SOURCE INFORMATION below:

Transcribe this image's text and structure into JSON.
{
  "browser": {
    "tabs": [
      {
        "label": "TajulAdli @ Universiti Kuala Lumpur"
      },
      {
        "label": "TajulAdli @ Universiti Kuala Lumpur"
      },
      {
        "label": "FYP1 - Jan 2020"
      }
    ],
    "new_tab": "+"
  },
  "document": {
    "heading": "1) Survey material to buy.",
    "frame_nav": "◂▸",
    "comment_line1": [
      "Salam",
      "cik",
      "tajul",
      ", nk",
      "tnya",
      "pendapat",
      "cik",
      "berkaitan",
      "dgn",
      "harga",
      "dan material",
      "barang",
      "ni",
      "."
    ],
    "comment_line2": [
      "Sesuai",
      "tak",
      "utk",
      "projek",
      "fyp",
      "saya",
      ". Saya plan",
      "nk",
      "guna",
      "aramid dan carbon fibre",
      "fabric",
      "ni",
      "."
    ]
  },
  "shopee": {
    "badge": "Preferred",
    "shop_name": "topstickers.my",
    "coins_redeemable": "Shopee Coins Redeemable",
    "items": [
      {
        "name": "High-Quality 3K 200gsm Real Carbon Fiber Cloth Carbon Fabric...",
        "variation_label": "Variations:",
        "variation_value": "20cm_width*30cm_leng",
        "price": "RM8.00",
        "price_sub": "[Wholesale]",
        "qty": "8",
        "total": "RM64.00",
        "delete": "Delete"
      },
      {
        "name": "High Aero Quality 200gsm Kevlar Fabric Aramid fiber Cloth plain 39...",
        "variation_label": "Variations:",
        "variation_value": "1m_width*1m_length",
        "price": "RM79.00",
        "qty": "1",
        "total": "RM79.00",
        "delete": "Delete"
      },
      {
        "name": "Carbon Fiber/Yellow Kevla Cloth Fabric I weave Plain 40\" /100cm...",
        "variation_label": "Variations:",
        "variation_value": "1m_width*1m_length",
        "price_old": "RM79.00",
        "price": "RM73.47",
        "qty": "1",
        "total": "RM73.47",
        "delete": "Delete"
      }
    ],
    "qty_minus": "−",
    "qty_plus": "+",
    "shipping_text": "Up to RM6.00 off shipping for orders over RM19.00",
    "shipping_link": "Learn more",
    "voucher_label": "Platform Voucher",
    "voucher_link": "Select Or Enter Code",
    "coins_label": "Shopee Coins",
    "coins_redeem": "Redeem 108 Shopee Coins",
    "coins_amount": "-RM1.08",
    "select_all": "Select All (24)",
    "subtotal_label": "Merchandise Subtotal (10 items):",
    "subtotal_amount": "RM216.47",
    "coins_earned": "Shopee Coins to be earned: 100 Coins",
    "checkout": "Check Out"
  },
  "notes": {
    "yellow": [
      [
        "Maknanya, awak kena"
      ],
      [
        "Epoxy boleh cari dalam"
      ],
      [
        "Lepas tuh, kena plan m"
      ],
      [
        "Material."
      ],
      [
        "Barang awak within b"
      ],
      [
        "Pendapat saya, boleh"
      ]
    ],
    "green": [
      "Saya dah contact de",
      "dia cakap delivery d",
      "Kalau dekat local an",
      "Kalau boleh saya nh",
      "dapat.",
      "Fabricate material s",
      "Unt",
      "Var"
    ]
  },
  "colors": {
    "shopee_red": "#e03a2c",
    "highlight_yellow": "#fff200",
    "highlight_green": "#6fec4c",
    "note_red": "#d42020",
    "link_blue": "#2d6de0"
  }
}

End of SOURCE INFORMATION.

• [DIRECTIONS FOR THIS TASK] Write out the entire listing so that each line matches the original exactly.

• [ANSWER BOX]
Transcribe this image's text and structure into JSON.
{
  "browser": {
    "tabs": [
      {
        "label": "TajulAdli @ Universiti Kuala Lumpur"
      },
      {
        "label": "TajulAdli @ Universiti Kuala Lumpur"
      },
      {
        "label": "FYP1 - Jan 2020"
      }
    ],
    "new_tab": "+"
  },
  "document": {
    "heading": "1) Survey material to buy.",
    "frame_nav": "◂▸",
    "comment_line1": [
      "Salam",
      "cik",
      "tajul",
      ", nk",
      "tnya",
      "pendapat",
      "cik",
      "berkaitan",
      "dgn",
      "harga",
      "dan material",
      "barang",
      "ni",
      "."
    ],
    "comment_line2": [
      "Sesuai",
      "tak",
      "utk",
      "projek",
      "fyp",
      "saya",
      ". Saya plan",
      "nk",
      "guna",
      "aramid dan carbon fibre",
      "fabric",
      "ni",
      "."
    ]
  },
  "shopee": {
    "badge": "Preferred",
    "shop_name": "topstickers.my",
    "coins_redeemable": "Shopee Coins Redeemable",
    "items": [
      {
        "name": "High-Quality 3K 200gsm Real Carbon Fiber Cloth Carbon Fabric...",
        "variation_label": "Variations:",
        "variation_value": "20cm_width*30cm_leng",
        "price": "RM8.00",
        "price_sub": "[Wholesale]",
        "qty": "8",
        "total": "RM64.00",
        "delete": "Delete"
      },
      {
        "name": "High Aero Quality 200gsm Kevlar Fabric Aramid fiber Cloth plain 39...",
        "variation_label": "Variations:",
        "variation_value": "1m_width*1m_length",
        "price": "RM79.00",
        "qty": "1",
        "total": "RM79.00",
        "delete": "Delete"
      },
      {
        "name": "Carbon Fiber/Yellow Kevla Cloth Fabric I weave Plain 40\" /100cm...",
        "variation_label": "Variations:",
        "variation_value": "1m_width*1m_length",
        "price_old": "RM79.00",
        "price": "RM73.47",
        "qty": "1",
        "total": "RM73.47",
        "delete": "Delete"
      }
    ],
    "qty_minus": "−",
    "qty_plus": "+",
    "shipping_text": "Up to RM6.00 off shipping for orders over RM19.00",
    "shipping_link": "Learn more",
    "voucher_label": "Platform Voucher",
    "voucher_link": "Select Or Enter Code",
    "coins_label": "Shopee Coins",
    "coins_redeem": "Redeem 108 Shopee Coins",
    "coins_amount": "-RM1.08",
    "select_all": "Select All (24)",
    "subtotal_label": "Merchandise Subtotal (10 items):",
    "subtotal_amount": "RM216.47",
    "coins_earned": "Shopee Coins to be earned: 100 Coins",
    "checkout": "Check Out"
  },
  "notes": {
    "yellow": [
      [
        "Maknanya, awak kena"
      ],
      [
        "Epoxy boleh cari dalam"
      ],
      [
        "Lepas tuh, kena plan m"
      ],
      [
        "Material."
      ],
      [
        "Barang awak within b"
      ],
      [
        "Pendapat saya, boleh"
      ]
    ],
    "green": [
      "Saya dah contact de",
      "dia cakap delivery d",
      "Kalau dekat local an",
      "Kalau boleh saya nh",
      "dapat.",
      "Fabricate material s",
      "Unt",
      "Var"
    ]
  },
  "colors": {
    "shopee_red": "#e03a2c",
    "highlight_yellow": "#fff200",
    "highlight_green": "#6fec4c",
    "note_red": "#d42020",
    "link_blue": "#2d6de0"
  }
}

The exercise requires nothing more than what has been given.